Each entry must be restated word for word.
○ ○ ○ ○ ○
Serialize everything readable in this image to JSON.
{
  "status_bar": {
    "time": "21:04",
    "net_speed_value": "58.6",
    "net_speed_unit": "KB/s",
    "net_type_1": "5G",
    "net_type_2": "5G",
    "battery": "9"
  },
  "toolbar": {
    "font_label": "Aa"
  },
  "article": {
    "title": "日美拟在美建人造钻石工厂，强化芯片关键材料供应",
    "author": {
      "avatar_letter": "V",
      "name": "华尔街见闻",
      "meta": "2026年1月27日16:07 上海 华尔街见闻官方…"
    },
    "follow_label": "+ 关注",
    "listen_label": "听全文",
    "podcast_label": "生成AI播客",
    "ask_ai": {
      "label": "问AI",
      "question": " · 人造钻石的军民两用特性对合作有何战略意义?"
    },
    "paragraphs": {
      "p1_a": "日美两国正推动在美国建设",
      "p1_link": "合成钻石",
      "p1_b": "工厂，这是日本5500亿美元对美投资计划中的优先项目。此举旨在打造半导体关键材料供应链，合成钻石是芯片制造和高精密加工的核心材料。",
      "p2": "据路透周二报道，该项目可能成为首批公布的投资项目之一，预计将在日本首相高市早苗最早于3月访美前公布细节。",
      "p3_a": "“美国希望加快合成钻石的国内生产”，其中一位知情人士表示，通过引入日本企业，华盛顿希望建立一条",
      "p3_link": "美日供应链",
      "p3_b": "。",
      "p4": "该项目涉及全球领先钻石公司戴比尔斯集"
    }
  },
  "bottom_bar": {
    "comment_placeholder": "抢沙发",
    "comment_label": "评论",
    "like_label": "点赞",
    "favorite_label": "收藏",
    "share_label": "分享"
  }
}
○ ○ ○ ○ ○
* EXERCISE SOLUTION
Serialize everything readable in this image to JSON.
{
  "status_bar": {
    "time": "21:04",
    "net_speed_value": "58.6",
    "net_speed_unit": "KB/s",
    "net_type_1": "5G",
    "net_type_2": "5G",
    "battery": "9"
  },
  "toolbar": {
    "font_label": "Aa"
  },
  "article": {
    "title": "日美拟在美建人造钻石工厂，强化芯片关键材料供应",
    "author": {
      "avatar_letter": "V",
      "name": "华尔街见闻",
      "meta": "2026年1月27日16:07 上海 华尔街见闻官方…"
    },
    "follow_label": "+ 关注",
    "listen_label": "听全文",
    "podcast_label": "生成AI播客",
    "ask_ai": {
      "label": "问AI",
      "question": " · 人造钻石的军民两用特性对合作有何战略意义?"
    },
    "paragraphs": {
      "p1_a": "日美两国正推动在美国建设",
      "p1_link": "合成钻石",
      "p1_b": "工厂，这是日本5500亿美元对美投资计划中的优先项目。此举旨在打造半导体关键材料供应链，合成钻石是芯片制造和高精密加工的核心材料。",
      "p2": "据路透周二报道，该项目可能成为首批公布的投资项目之一，预计将在日本首相高市早苗最早于3月访美前公布细节。",
      "p3_a": "“美国希望加快合成钻石的国内生产”，其中一位知情人士表示，通过引入日本企业，华盛顿希望建立一条",
      "p3_link": "美日供应链",
      "p3_b": "。",
      "p4": "该项目涉及全球领先钻石公司戴比尔斯集"
    }
  },
  "bottom_bar": {
    "comment_placeholder": "抢沙发",
    "comment_label": "评论",
    "like_label": "点赞",
    "favorite_label": "收藏",
    "share_label": "分享"
  }
}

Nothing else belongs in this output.